can be done, is always a work in progress. I try to inspire mostly by showing how important and fun chess is to me. If I love it, others who are around me have a better chance of becoming passionate about it as well. One needs to also be curious, and this is best done by presenting chess as a problem to be solved. Chess is such that many different types of problems can exist. You develop trial-and-error skills, tinkering, exploring and sometimes just brute force, and learn when each of these is best. Dedication is the final ingredient in the development of passion. This applies to most things I believe; this dedication can be externally
presented and required, but has to be internally accepted. Otherwise, it qualifies as routine and not passion! Each year a child ages, his or her ability to learn increases. It seems that the first gigantic leap is from kindergarten to first grade, and even though the development is still growing each day, the rate of growth slows somewhat on average after this. This, in a way, makes learning and playing chess even more convenient for the under-12 set. You feel internally like you are doing great and you are, because the breadth and depth of knowledge seems unrecognizable and abstract, and any increase feels like progress. By the time puberty kicks in, the intellectual curve sharpens yet again and the ability and potential to learn becomes enormous. Around age 12 to 14, the young chess player can develop very fast and, as appealing as this sounds, it actually has practical downsides. If you are learning quickly, then you get to your ceiling of knowledge and ability much faster than you did when you were 7 or 8. This fuels the need for more and more time
to be spent, because you now have the equipment (more brain power!) to keep developing. You can get to the next level faster than before, but now to get to the next level requires more and more effort and time and dedication coupled with a time in your life when time becomes less and less. Durham Academy’s No. 1-ranked player of all time is Connor Labean ’10. He had the very unique situation of learning chess as a rising eighth-grader during a DA summer chess camp in June 2005. Labean would break our all-time record less than three years later as a 10th grader, showing he was a talented player who combined his “perfect age for fastest improving” and spent the required time needed to get there. Above all the great successes we have in competitions, I wish that the students of Durham Academy take with them the lifelong ability to appreciate, communicate and express themselves in the chess sense of logic and data-driven solutions. The level of calculation required, the organization of thought, the vast information pool to draw from and the frustrating search for truth — which we never find while playing — all are priceless memories and also intellectual advantages to take with you.

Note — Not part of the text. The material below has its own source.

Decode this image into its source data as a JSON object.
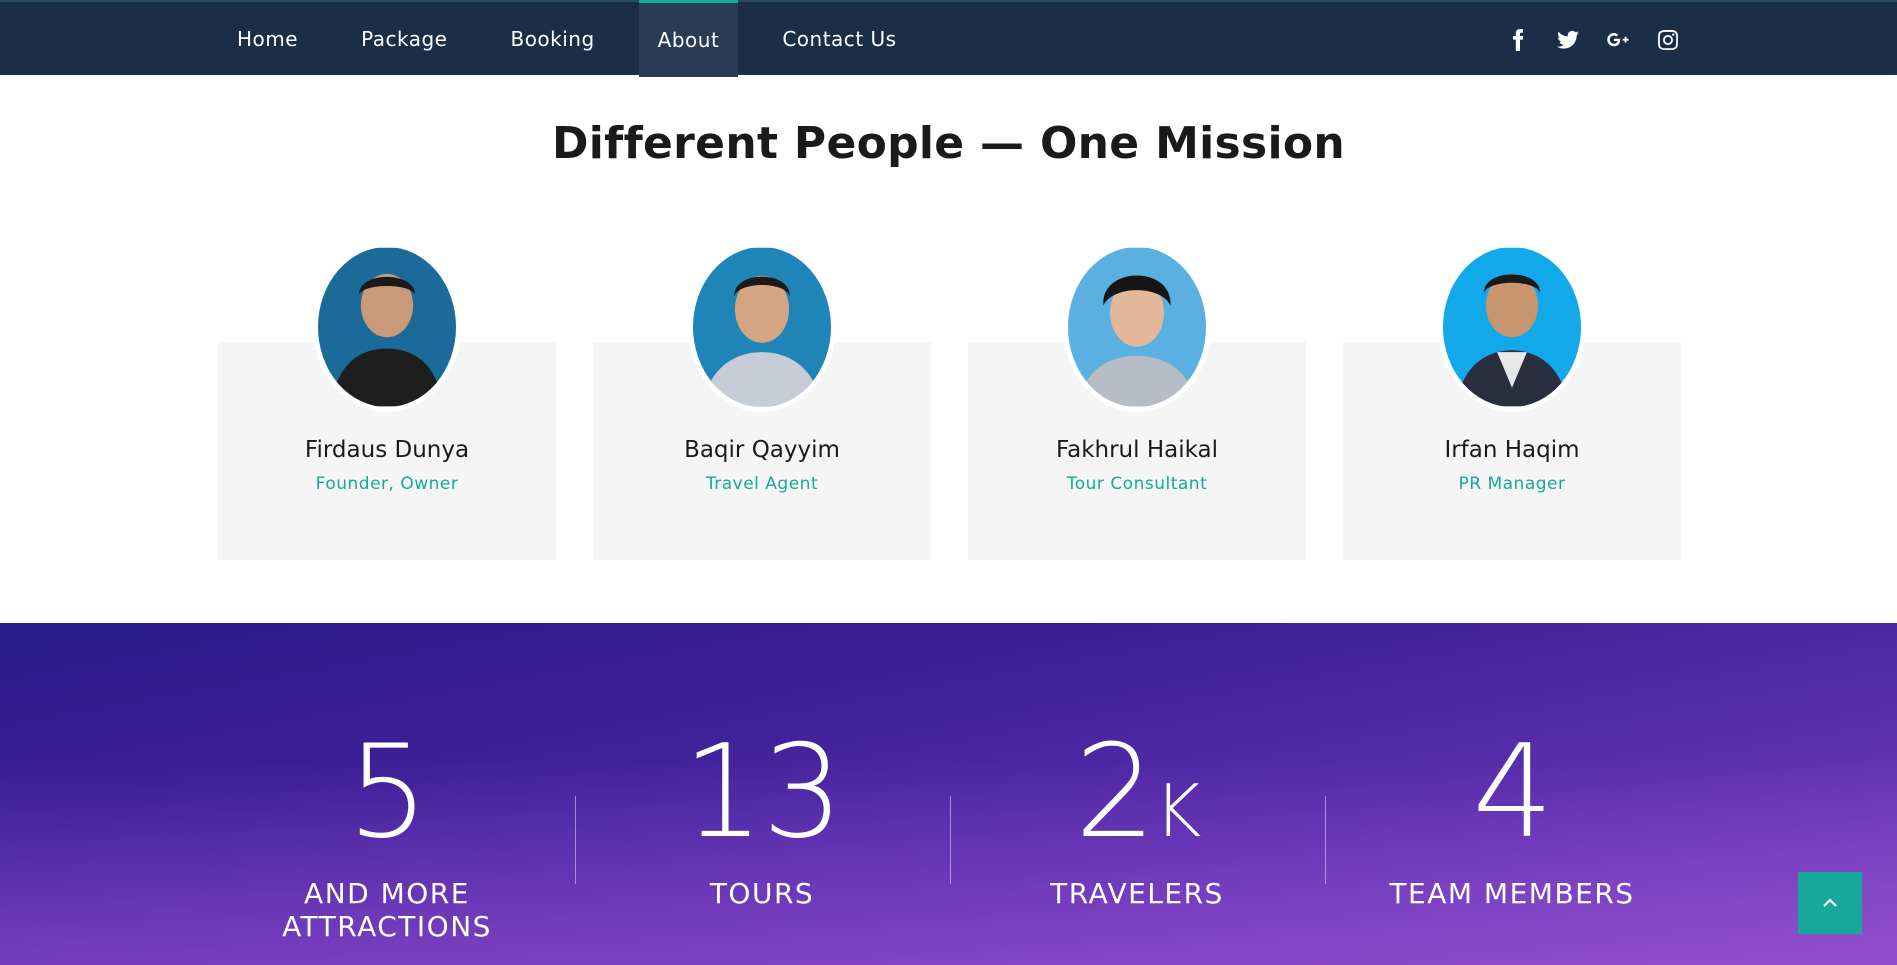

LEFT: Craig Jones, Veronica Quiett and Maya Dolan wait to see what play Maddie Moore will make in the Lower School’s after-school girls-only chess club.
DA CHESS THROUGH THE YEARS • DA competed at Spring Nationals in 2003 with nine players and only five weeks of chess classes under their belts. Eight had never played in a single chess tournament! • The following November, 51 DA students played in a chess tournament at Davis Drive Elementary School in Cary, marking the beginning of large numbers of DA chess players competing. Forty-two of those 51 kids had never played in a single event! • About 175 DA kindergarteners have played at least one rated game of chess since 2003. Three of the four highest-rated kindergarten players of all time were in this year’s class: Wolf Martin, Luis Pastor-Valverde and Tyler Barritt. • Rising third-grader Pete Crowley’s successes are many. He is a former national champ and had back-to-back, perfect 7-0 state
championship performances. He was the highest-rated first-grader, by a wide margin, in North Carolina history. His record stands nearly 200 points above the second-highestrated N.C. player ever. • Chess Coach Craig Jones is a longtime friend and mentor to current U.S. No. 1 and top-10-ranked player in the world Hikaru Nakamura. He spent nearly the entire 2006 Spring Nationals in the DA team room hanging out, commenting on games and conversing with parents and players. Nakamura would later make three visits to DA. • Getting girls to participate more is a problem everywhere — the same low percentages at DA exist worldwide, and girls’ participation needs to be higher. The highest rated Lower School chess player of all time was Natahja Graddy. She moved to Florida, but in her two-and-a-half years here she left a permanent mark on Durham Academy chess.
• DA chess first competed as a team at the state level in 2004, and the best team result was fourth place. DA won four state team titles in 2005 and has won 28 team titles from 2005 to 2013. No other school is remotely close. DA’s K-1 team has competed 19 times, taking first place 18 times and finishing second the only time it didn’t win at states. • DA has won three national team titles. • Matthew Novak ’12 was 2006 National K-9 Under Champion. • Indira Puri ’12 was the 2011 National All Girls Champion and a three-time state all girls champion. • Rising sixth-grader Christopher Chaves has played more rated chess games than any player in DA history. He is the 2013 N.C. State K-5 Champion and the youngest DA student by far to ever cross the 1500 rating mark.
DURHAM ACADEMY RECORD | SUMMER 2013 | WWW.DA.ORG
The Record is Durham Academy’s biannual magazine.